Helen Chung

Helen Chung

Assistant Professor of Industrial-Organizational Psychology

Email: helenchung@spu.edu
Phone: 206-281-2629
Office: Marston 118

Education: Education: BA, Kalamazoo College, 1995; MTS, Harvard Divinity School, 1998; MA, Seattle Pacific University, 2015, PhD, Seattle Pacific University, 2018. At SPU since 2016.

Dr. Helen Chung is an industrial-organizational psychologist with broad scholarship interests in narrative and storytelling, leadership, and spirituality and faith in work. She is passionate about examining the narratives that animate people in their work, leadership models and practices that foster inclusive communities, and the role of organizations in developing just ecosystems for individual and collective flourishing. She teaches courses in organizational behavior, motivation, leadership and teams, and history and systems of psychology.

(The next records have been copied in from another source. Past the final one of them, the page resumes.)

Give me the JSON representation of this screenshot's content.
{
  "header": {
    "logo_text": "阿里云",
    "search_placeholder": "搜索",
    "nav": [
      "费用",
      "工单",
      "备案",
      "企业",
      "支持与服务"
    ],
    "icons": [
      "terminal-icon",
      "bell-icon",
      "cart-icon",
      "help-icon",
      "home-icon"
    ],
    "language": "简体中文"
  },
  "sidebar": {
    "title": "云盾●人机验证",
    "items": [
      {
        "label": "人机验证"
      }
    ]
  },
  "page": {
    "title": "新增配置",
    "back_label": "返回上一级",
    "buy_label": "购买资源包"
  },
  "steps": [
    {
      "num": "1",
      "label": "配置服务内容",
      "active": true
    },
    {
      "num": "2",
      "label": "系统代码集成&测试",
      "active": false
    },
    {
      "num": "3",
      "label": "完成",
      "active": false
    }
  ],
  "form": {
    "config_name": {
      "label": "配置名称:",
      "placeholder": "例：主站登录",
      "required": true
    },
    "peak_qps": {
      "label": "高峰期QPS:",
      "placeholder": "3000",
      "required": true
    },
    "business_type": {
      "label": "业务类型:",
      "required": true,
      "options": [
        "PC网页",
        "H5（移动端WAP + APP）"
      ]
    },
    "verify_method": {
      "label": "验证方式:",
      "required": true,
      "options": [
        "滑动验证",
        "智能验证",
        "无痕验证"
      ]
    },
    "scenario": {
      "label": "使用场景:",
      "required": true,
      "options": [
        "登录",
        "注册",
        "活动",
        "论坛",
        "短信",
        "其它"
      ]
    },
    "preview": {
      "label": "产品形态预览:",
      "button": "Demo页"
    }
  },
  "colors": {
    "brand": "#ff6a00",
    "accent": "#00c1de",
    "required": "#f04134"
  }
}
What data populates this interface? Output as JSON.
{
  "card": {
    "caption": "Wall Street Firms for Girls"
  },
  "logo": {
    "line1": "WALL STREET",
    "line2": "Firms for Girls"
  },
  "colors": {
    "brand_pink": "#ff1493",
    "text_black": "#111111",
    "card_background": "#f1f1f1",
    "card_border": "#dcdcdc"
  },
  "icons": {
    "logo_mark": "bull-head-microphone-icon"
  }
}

In addition to teaching, Dr. Chung is co-founder and principal of Pathways Coaching and Consulting. Prior to her appointment in the School of Psychology, Family, and Community, Dr. Chung held the role of assistant professor of Management in the School of Business, Government, and Economics at SPU.

Selected Publications:

Yost, P.R., Terrill, J., & Chung, H. H. (2019). An economy of abundance: Human potential in organizational and academic life. Journal of Applied Business and Economics, 21(7): 182-200.

Yost, P. R., Yoder, M. P., Chung, H. H., & Voetmann, K. R. (2015). Narratives at work: Story arcs, themes, voice, and lessons that shape organizational life. Consulting Psychology Journal: Practice and Research, 67, 163-188.

Chung, H. H., Voetmann, K. R., & Yoder, M. P. (2019). Metaleptic moments in organizational life. Academy of Management Annual Meeting Proceedings, Vol. 2019(1), 1585-1590. doi: 10.5465/AMBPP.2019.279

See Dr. Chung’s CV for more information.

Why I Teach at SPU

“As a teacher-scholar and leadership coach, I feel called to cultivate a sense of community in the classroom, where students of diverse backgrounds and experiences can come together to learn from each other. Discovery happens in the conversational space where curiosity, personal vulnerability, and lived experience dynamically intersect.”